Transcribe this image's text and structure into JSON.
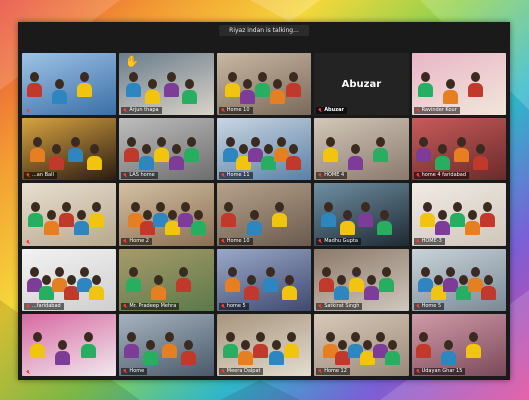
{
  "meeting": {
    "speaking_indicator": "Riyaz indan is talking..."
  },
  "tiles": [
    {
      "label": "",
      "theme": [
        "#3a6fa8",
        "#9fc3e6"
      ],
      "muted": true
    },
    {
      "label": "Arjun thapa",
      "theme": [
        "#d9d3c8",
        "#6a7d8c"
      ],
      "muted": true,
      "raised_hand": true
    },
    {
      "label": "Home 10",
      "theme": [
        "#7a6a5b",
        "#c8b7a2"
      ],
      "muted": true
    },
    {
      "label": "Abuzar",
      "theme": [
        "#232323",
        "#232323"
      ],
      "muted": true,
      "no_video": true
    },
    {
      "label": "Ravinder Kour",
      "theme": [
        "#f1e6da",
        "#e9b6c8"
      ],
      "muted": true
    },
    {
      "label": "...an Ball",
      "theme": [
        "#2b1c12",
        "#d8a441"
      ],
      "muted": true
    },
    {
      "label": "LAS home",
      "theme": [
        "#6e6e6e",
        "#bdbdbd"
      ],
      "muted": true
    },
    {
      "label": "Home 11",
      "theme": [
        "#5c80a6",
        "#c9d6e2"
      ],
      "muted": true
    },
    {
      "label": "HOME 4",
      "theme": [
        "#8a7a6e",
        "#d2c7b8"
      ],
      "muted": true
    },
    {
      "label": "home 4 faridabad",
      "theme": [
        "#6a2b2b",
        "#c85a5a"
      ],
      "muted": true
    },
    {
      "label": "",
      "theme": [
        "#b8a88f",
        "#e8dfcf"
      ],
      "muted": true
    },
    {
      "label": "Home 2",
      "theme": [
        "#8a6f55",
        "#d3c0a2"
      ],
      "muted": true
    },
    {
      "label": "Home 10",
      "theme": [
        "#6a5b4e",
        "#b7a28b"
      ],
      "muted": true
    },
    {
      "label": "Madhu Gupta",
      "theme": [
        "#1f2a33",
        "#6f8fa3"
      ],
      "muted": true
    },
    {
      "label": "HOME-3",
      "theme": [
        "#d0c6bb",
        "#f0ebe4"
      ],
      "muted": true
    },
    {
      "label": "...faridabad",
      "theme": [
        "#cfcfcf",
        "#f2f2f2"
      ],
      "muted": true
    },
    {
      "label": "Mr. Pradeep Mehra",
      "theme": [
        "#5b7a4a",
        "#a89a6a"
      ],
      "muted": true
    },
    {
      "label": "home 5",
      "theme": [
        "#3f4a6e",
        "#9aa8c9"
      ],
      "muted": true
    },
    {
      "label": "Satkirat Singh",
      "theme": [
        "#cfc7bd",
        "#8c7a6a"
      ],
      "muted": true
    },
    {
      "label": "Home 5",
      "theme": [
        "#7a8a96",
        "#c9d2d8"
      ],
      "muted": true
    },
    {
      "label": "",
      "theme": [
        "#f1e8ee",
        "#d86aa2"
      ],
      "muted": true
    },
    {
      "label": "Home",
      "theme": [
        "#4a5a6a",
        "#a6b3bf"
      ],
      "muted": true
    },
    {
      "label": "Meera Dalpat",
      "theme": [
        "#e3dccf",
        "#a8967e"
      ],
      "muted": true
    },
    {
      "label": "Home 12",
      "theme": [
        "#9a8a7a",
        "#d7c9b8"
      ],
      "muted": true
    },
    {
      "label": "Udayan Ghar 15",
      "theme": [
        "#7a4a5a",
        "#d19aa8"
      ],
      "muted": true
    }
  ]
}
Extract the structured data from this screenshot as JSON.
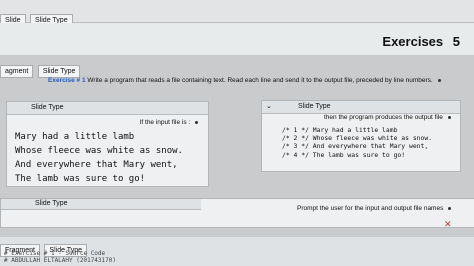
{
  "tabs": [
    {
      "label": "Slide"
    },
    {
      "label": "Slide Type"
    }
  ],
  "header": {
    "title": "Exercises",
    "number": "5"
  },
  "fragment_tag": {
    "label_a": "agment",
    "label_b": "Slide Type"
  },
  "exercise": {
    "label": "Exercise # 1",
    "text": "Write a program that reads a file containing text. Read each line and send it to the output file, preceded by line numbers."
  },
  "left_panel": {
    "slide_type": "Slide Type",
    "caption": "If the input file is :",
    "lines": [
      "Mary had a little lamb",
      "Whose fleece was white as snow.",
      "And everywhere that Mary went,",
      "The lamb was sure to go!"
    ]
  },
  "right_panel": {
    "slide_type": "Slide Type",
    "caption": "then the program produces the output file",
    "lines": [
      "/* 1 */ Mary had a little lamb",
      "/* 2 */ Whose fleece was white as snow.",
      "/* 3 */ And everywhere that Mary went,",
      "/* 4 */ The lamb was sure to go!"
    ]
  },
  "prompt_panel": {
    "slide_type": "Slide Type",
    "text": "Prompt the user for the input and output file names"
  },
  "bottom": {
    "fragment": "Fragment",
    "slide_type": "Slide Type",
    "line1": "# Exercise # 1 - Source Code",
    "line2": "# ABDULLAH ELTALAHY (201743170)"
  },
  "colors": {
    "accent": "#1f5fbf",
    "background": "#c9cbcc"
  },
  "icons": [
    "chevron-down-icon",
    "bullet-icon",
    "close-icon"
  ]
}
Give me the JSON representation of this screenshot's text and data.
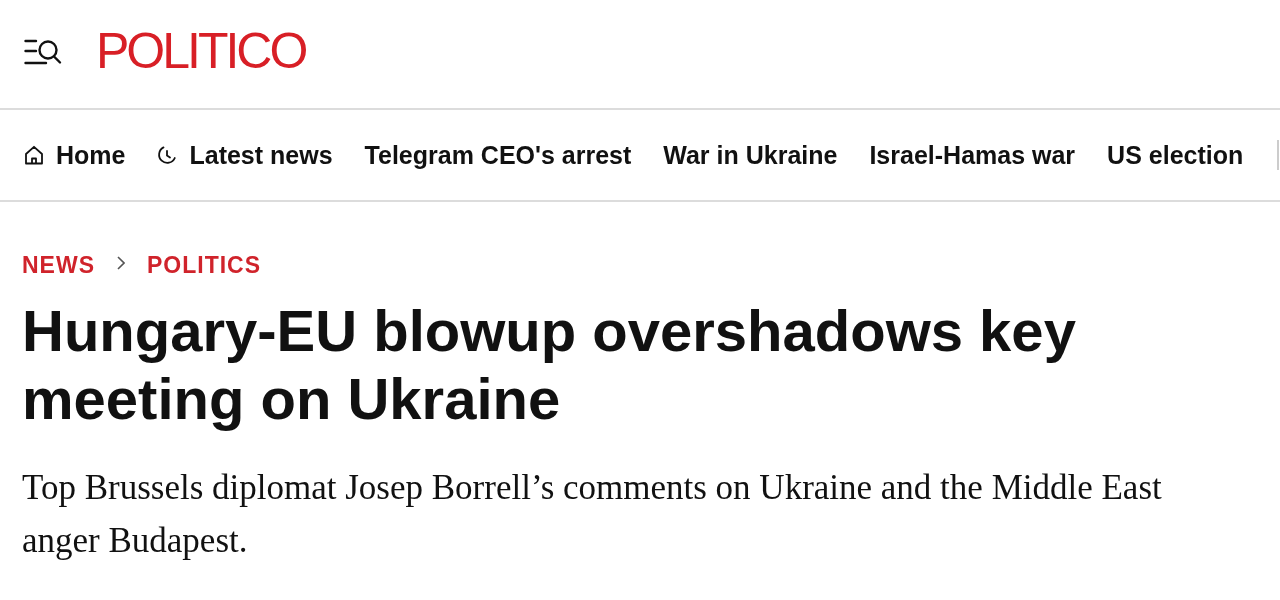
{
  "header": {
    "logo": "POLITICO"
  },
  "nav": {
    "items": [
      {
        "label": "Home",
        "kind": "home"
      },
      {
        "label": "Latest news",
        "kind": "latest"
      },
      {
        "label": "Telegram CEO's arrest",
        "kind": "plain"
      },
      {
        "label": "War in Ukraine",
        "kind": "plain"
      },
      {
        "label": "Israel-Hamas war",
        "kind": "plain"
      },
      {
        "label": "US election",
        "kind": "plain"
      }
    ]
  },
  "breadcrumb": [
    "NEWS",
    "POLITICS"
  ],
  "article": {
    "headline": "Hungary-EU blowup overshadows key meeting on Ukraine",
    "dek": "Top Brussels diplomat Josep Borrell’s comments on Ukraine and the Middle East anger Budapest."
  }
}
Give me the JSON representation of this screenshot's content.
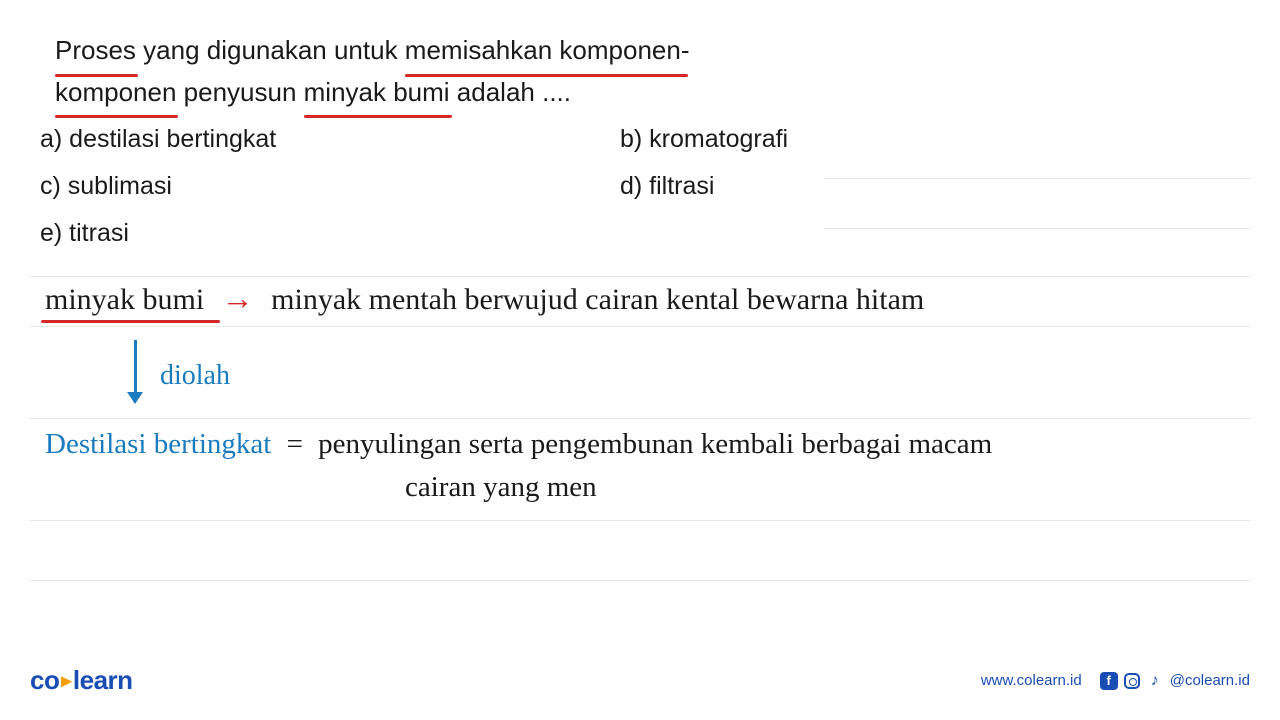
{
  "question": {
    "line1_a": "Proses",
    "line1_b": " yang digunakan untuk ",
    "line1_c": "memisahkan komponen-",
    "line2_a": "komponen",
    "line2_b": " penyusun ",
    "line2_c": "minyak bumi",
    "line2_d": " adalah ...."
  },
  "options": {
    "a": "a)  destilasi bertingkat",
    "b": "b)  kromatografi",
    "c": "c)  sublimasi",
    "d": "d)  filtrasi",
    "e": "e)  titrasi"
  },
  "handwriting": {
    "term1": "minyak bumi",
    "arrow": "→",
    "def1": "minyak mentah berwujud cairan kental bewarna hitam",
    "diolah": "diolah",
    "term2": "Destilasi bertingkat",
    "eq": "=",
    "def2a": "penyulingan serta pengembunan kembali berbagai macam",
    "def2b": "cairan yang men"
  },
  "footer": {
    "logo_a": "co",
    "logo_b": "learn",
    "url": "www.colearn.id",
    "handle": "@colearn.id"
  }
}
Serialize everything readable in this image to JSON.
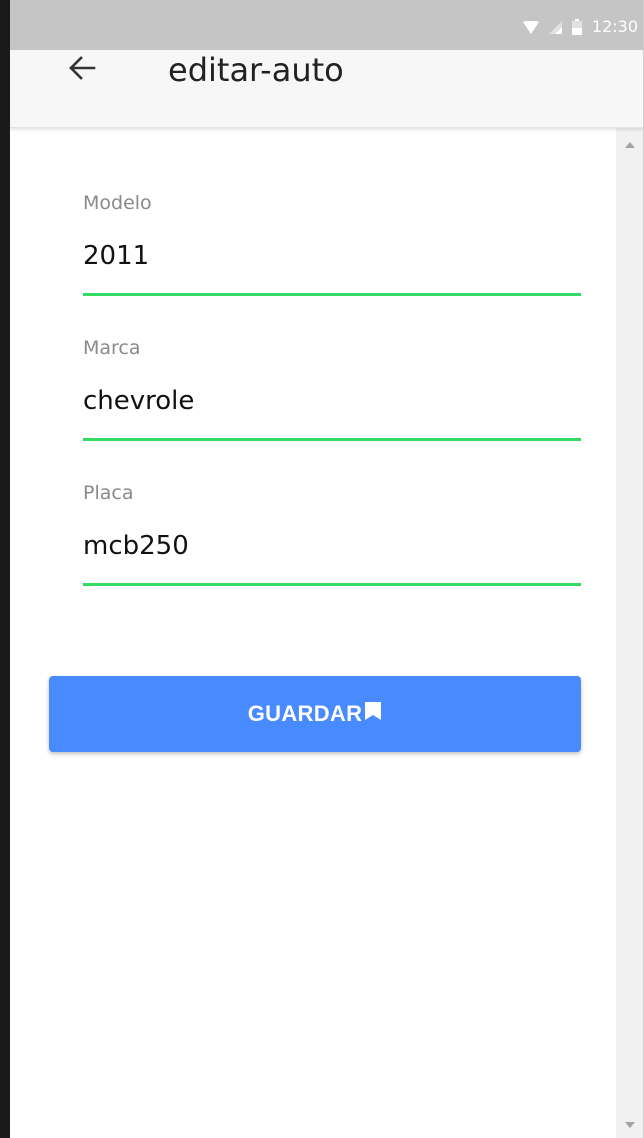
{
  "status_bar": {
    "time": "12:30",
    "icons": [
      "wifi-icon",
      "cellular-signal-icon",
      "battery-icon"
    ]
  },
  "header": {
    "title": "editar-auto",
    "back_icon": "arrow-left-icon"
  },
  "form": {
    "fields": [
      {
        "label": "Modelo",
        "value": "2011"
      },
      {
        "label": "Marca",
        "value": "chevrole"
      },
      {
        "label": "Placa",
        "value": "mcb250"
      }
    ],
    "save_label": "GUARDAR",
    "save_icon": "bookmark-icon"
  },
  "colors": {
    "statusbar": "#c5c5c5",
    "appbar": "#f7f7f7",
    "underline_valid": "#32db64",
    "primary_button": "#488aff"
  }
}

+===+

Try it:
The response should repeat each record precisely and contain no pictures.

Expected answer:
Transcribe this image's text and structure into JSON.
{
  "meeting": {
    "speaking_indicator": "Riyaz indan is talking..."
  },
  "tiles": [
    {
      "label": "",
      "theme": [
        "#3a6fa8",
        "#9fc3e6"
      ],
      "muted": true
    },
    {
      "label": "Arjun thapa",
      "theme": [
        "#d9d3c8",
        "#6a7d8c"
      ],
      "muted": true,
      "raised_hand": true
    },
    {
      "label": "Home 10",
      "theme": [
        "#7a6a5b",
        "#c8b7a2"
      ],
      "muted": true
    },
    {
      "label": "Abuzar",
      "theme": [
        "#232323",
        "#232323"
      ],
      "muted": true,
      "no_video": true
    },
    {
      "label": "Ravinder Kour",
      "theme": [
        "#f1e6da",
        "#e9b6c8"
      ],
      "muted": true
    },
    {
      "label": "...an Ball",
      "theme": [
        "#2b1c12",
        "#d8a441"
      ],
      "muted": true
    },
    {
      "label": "LAS home",
      "theme": [
        "#6e6e6e",
        "#bdbdbd"
      ],
      "muted": true
    },
    {
      "label": "Home 11",
      "theme": [
        "#5c80a6",
        "#c9d6e2"
      ],
      "muted": true
    },
    {
      "label": "HOME 4",
      "theme": [
        "#8a7a6e",
        "#d2c7b8"
      ],
      "muted": true
    },
    {
      "label": "home 4 faridabad",
      "theme": [
        "#6a2b2b",
        "#c85a5a"
      ],
      "muted": true
    },
    {
      "label": "",
      "theme": [
        "#b8a88f",
        "#e8dfcf"
      ],
      "muted": true
    },
    {
      "label": "Home 2",
      "theme": [
        "#8a6f55",
        "#d3c0a2"
      ],
      "muted": true
    },
    {
      "label": "Home 10",
      "theme": [
        "#6a5b4e",
        "#b7a28b"
      ],
      "muted": true
    },
    {
      "label": "Madhu Gupta",
      "theme": [
        "#1f2a33",
        "#6f8fa3"
      ],
      "muted": true
    },
    {
      "label": "HOME-3",
      "theme": [
        "#d0c6bb",
        "#f0ebe4"
      ],
      "muted": true
    },
    {
      "label": "...faridabad",
      "theme": [
        "#cfcfcf",
        "#f2f2f2"
      ],
      "muted": true
    },
    {
      "label": "Mr. Pradeep Mehra",
      "theme": [
        "#5b7a4a",
        "#a89a6a"
      ],
      "muted": true
    },
    {
      "label": "home 5",
      "theme": [
        "#3f4a6e",
        "#9aa8c9"
      ],
      "muted": true
    },
    {
      "label": "Satkirat Singh",
      "theme": [
        "#cfc7bd",
        "#8c7a6a"
      ],
      "muted": true
    },
    {
      "label": "Home 5",
      "theme": [
        "#7a8a96",
        "#c9d2d8"
      ],
      "muted": true
    },
    {
      "label": "",
      "theme": [
        "#f1e8ee",
        "#d86aa2"
      ],
      "muted": true
    },
    {
      "label": "Home",
      "theme": [
        "#4a5a6a",
        "#a6b3bf"
      ],
      "muted": true
    },
    {
      "label": "Meera Dalpat",
      "theme": [
        "#e3dccf",
        "#a8967e"
      ],
      "muted": true
    },
    {
      "label": "Home 12",
      "theme": [
        "#9a8a7a",
        "#d7c9b8"
      ],
      "muted": true
    },
    {
      "label": "Udayan Ghar 15",
      "theme": [
        "#7a4a5a",
        "#d19aa8"
      ],
      "muted": true
    }
  ]
}
Extract the structured data from this screenshot as JSON.
{
  "tabs": [
    {
      "label": "Slide"
    },
    {
      "label": "Slide Type"
    }
  ],
  "header": {
    "title": "Exercises",
    "number": "5"
  },
  "fragment_tag": {
    "label_a": "agment",
    "label_b": "Slide Type"
  },
  "exercise": {
    "label": "Exercise # 1",
    "text": "Write a program that reads a file containing text. Read each line and send it to the output file, preceded by line numbers."
  },
  "left_panel": {
    "slide_type": "Slide Type",
    "caption": "If the input file is :",
    "lines": [
      "Mary had a little lamb",
      "Whose fleece was white as snow.",
      "And everywhere that Mary went,",
      "The lamb was sure to go!"
    ]
  },
  "right_panel": {
    "slide_type": "Slide Type",
    "caption": "then the program produces the output file",
    "lines": [
      "/* 1 */ Mary had a little lamb",
      "/* 2 */ Whose fleece was white as snow.",
      "/* 3 */ And everywhere that Mary went,",
      "/* 4 */ The lamb was sure to go!"
    ]
  },
  "prompt_panel": {
    "slide_type": "Slide Type",
    "text": "Prompt the user for the input and output file names"
  },
  "bottom": {
    "fragment": "Fragment",
    "slide_type": "Slide Type",
    "line1": "# Exercise # 1 - Source Code",
    "line2": "# ABDULLAH ELTALAHY (201743170)"
  },
  "colors": {
    "accent": "#1f5fbf",
    "background": "#c9cbcc"
  },
  "icons": [
    "chevron-down-icon",
    "bullet-icon",
    "close-icon"
  ]
}
Give me the JSON representation of this screenshot's text and data.
{
  "header": {
    "logo": "POLITICO"
  },
  "nav": {
    "items": [
      {
        "label": "Home",
        "kind": "home"
      },
      {
        "label": "Latest news",
        "kind": "latest"
      },
      {
        "label": "Telegram CEO's arrest",
        "kind": "plain"
      },
      {
        "label": "War in Ukraine",
        "kind": "plain"
      },
      {
        "label": "Israel-Hamas war",
        "kind": "plain"
      },
      {
        "label": "US election",
        "kind": "plain"
      }
    ]
  },
  "breadcrumb": [
    "NEWS",
    "POLITICS"
  ],
  "article": {
    "headline": "Hungary-EU blowup overshadows key meeting on Ukraine",
    "dek": "Top Brussels diplomat Josep Borrell’s comments on Ukraine and the Middle East anger Budapest."
  }
}
Give me the JSON representation of this screenshot's content.
{
  "question": {
    "line1_a": "Proses",
    "line1_b": " yang digunakan untuk ",
    "line1_c": "memisahkan komponen-",
    "line2_a": "komponen",
    "line2_b": " penyusun ",
    "line2_c": "minyak bumi",
    "line2_d": " adalah ...."
  },
  "options": {
    "a": "a)  destilasi bertingkat",
    "b": "b)  kromatografi",
    "c": "c)  sublimasi",
    "d": "d)  filtrasi",
    "e": "e)  titrasi"
  },
  "handwriting": {
    "term1": "minyak bumi",
    "arrow": "→",
    "def1": "minyak mentah berwujud cairan kental bewarna hitam",
    "diolah": "diolah",
    "term2": "Destilasi bertingkat",
    "eq": "=",
    "def2a": "penyulingan serta pengembunan kembali berbagai macam",
    "def2b": "cairan yang men"
  },
  "footer": {
    "logo_a": "co",
    "logo_b": "learn",
    "url": "www.colearn.id",
    "handle": "@colearn.id"
  }
}
Serialize everything readable in this image to JSON.
{
  "status_bar": {
    "time": "12:30",
    "icons": [
      "wifi-icon",
      "cellular-signal-icon",
      "battery-icon"
    ]
  },
  "header": {
    "title": "editar-auto",
    "back_icon": "arrow-left-icon"
  },
  "form": {
    "fields": [
      {
        "label": "Modelo",
        "value": "2011"
      },
      {
        "label": "Marca",
        "value": "chevrole"
      },
      {
        "label": "Placa",
        "value": "mcb250"
      }
    ],
    "save_label": "GUARDAR",
    "save_icon": "bookmark-icon"
  },
  "colors": {
    "statusbar": "#c5c5c5",
    "appbar": "#f7f7f7",
    "underline_valid": "#32db64",
    "primary_button": "#488aff"
  }
}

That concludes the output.